§ PROBLEM REQUIREMENTS
Only the pictures are to be dropped; return all other data below exactly.

(Records contained in a dataset)
┄┄┄┄┄┄┄┄┄┄

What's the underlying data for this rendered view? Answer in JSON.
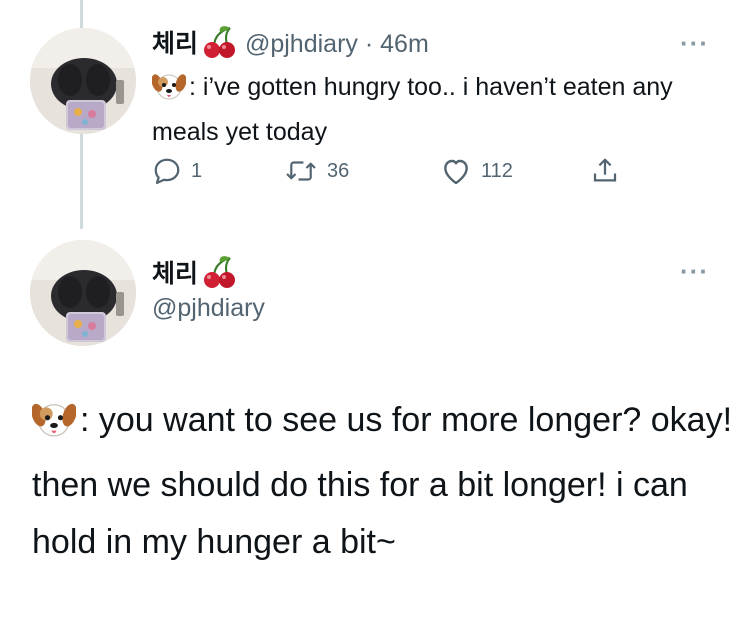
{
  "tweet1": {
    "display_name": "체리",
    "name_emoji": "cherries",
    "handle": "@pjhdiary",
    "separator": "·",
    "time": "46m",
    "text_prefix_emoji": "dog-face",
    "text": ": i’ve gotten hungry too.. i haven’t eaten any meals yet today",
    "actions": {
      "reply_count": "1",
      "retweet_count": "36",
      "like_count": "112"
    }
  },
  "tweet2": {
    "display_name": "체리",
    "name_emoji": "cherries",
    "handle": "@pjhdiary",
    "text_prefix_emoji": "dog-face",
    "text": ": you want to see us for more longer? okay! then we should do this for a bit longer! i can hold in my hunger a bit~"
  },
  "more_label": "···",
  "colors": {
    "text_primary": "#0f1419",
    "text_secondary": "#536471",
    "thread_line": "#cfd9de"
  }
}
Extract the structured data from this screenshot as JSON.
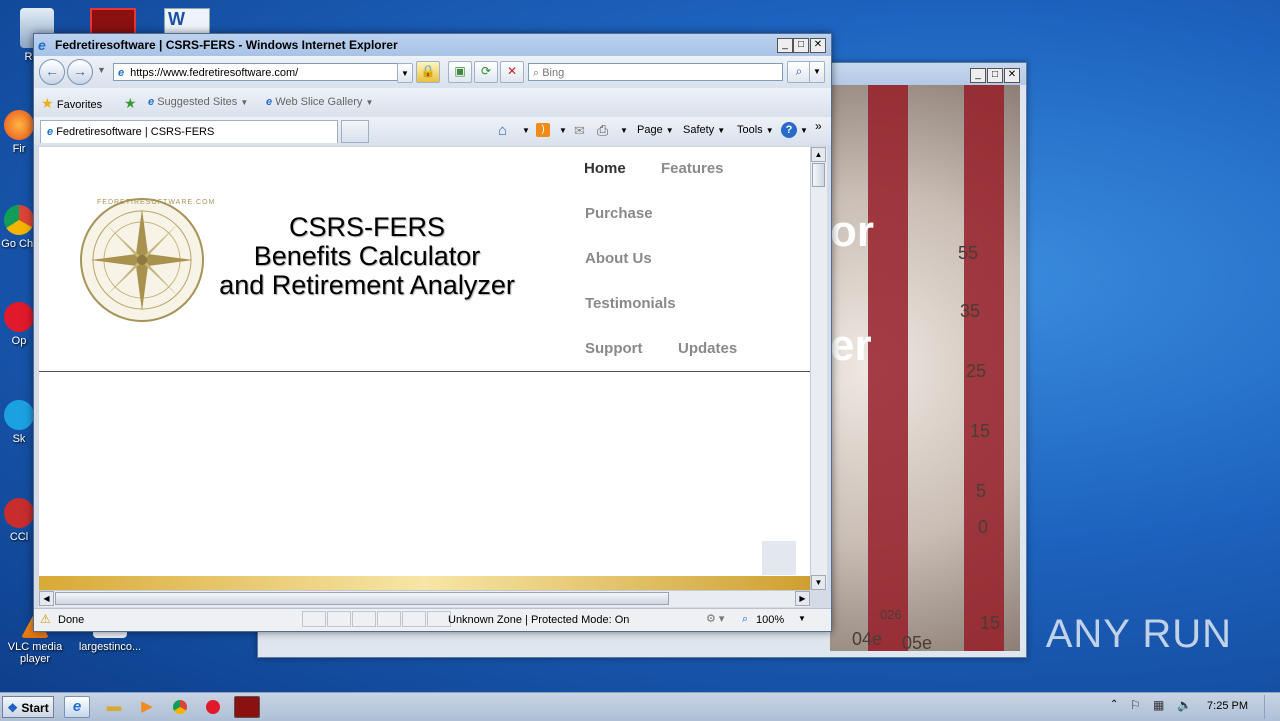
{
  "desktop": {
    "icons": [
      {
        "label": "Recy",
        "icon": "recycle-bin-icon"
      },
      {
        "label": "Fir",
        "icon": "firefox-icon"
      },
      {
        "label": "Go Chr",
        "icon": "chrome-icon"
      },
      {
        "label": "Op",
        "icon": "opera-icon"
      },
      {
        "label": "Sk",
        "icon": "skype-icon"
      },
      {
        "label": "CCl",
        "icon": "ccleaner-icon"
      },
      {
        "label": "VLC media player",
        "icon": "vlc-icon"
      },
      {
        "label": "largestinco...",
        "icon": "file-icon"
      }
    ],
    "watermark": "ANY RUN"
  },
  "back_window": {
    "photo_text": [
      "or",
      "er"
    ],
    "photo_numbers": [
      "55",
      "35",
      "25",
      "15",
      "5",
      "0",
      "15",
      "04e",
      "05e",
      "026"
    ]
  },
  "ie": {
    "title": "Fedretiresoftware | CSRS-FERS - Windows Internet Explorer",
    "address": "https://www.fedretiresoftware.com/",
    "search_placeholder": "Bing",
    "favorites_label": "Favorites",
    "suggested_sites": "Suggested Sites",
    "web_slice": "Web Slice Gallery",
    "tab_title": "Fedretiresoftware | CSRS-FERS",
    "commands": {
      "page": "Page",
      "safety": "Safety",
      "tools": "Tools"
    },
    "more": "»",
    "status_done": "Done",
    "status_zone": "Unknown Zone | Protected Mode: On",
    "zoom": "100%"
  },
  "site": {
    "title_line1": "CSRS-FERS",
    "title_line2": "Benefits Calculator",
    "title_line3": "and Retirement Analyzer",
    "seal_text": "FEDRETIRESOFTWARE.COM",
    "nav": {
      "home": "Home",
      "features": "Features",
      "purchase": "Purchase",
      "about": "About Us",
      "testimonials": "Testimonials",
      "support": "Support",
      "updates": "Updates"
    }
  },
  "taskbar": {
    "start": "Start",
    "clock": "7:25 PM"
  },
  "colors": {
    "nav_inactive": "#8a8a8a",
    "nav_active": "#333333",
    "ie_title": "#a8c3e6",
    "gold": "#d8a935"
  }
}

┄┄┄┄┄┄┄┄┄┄

§ TASK OUTPUT
What's the underlying data for this rendered view? Answer in JSON.
{
  "tweet1": {
    "display_name": "체리",
    "name_emoji": "cherries",
    "handle": "@pjhdiary",
    "separator": "·",
    "time": "46m",
    "text_prefix_emoji": "dog-face",
    "text": ": i’ve gotten hungry too.. i haven’t eaten any meals yet today",
    "actions": {
      "reply_count": "1",
      "retweet_count": "36",
      "like_count": "112"
    }
  },
  "tweet2": {
    "display_name": "체리",
    "name_emoji": "cherries",
    "handle": "@pjhdiary",
    "text_prefix_emoji": "dog-face",
    "text": ": you want to see us for more longer? okay! then we should do this for a bit longer! i can hold in my hunger a bit~"
  },
  "more_label": "···",
  "colors": {
    "text_primary": "#0f1419",
    "text_secondary": "#536471",
    "thread_line": "#cfd9de"
  }
}
Extract the structured data from this screenshot as JSON.
{
  "desktop": {
    "icons": [
      {
        "label": "Recy",
        "icon": "recycle-bin-icon"
      },
      {
        "label": "Fir",
        "icon": "firefox-icon"
      },
      {
        "label": "Go Chr",
        "icon": "chrome-icon"
      },
      {
        "label": "Op",
        "icon": "opera-icon"
      },
      {
        "label": "Sk",
        "icon": "skype-icon"
      },
      {
        "label": "CCl",
        "icon": "ccleaner-icon"
      },
      {
        "label": "VLC media player",
        "icon": "vlc-icon"
      },
      {
        "label": "largestinco...",
        "icon": "file-icon"
      }
    ],
    "watermark": "ANY RUN"
  },
  "back_window": {
    "photo_text": [
      "or",
      "er"
    ],
    "photo_numbers": [
      "55",
      "35",
      "25",
      "15",
      "5",
      "0",
      "15",
      "04e",
      "05e",
      "026"
    ]
  },
  "ie": {
    "title": "Fedretiresoftware | CSRS-FERS - Windows Internet Explorer",
    "address": "https://www.fedretiresoftware.com/",
    "search_placeholder": "Bing",
    "favorites_label": "Favorites",
    "suggested_sites": "Suggested Sites",
    "web_slice": "Web Slice Gallery",
    "tab_title": "Fedretiresoftware | CSRS-FERS",
    "commands": {
      "page": "Page",
      "safety": "Safety",
      "tools": "Tools"
    },
    "more": "»",
    "status_done": "Done",
    "status_zone": "Unknown Zone | Protected Mode: On",
    "zoom": "100%"
  },
  "site": {
    "title_line1": "CSRS-FERS",
    "title_line2": "Benefits Calculator",
    "title_line3": "and Retirement Analyzer",
    "seal_text": "FEDRETIRESOFTWARE.COM",
    "nav": {
      "home": "Home",
      "features": "Features",
      "purchase": "Purchase",
      "about": "About Us",
      "testimonials": "Testimonials",
      "support": "Support",
      "updates": "Updates"
    }
  },
  "taskbar": {
    "start": "Start",
    "clock": "7:25 PM"
  },
  "colors": {
    "nav_inactive": "#8a8a8a",
    "nav_active": "#333333",
    "ie_title": "#a8c3e6",
    "gold": "#d8a935"
  }
}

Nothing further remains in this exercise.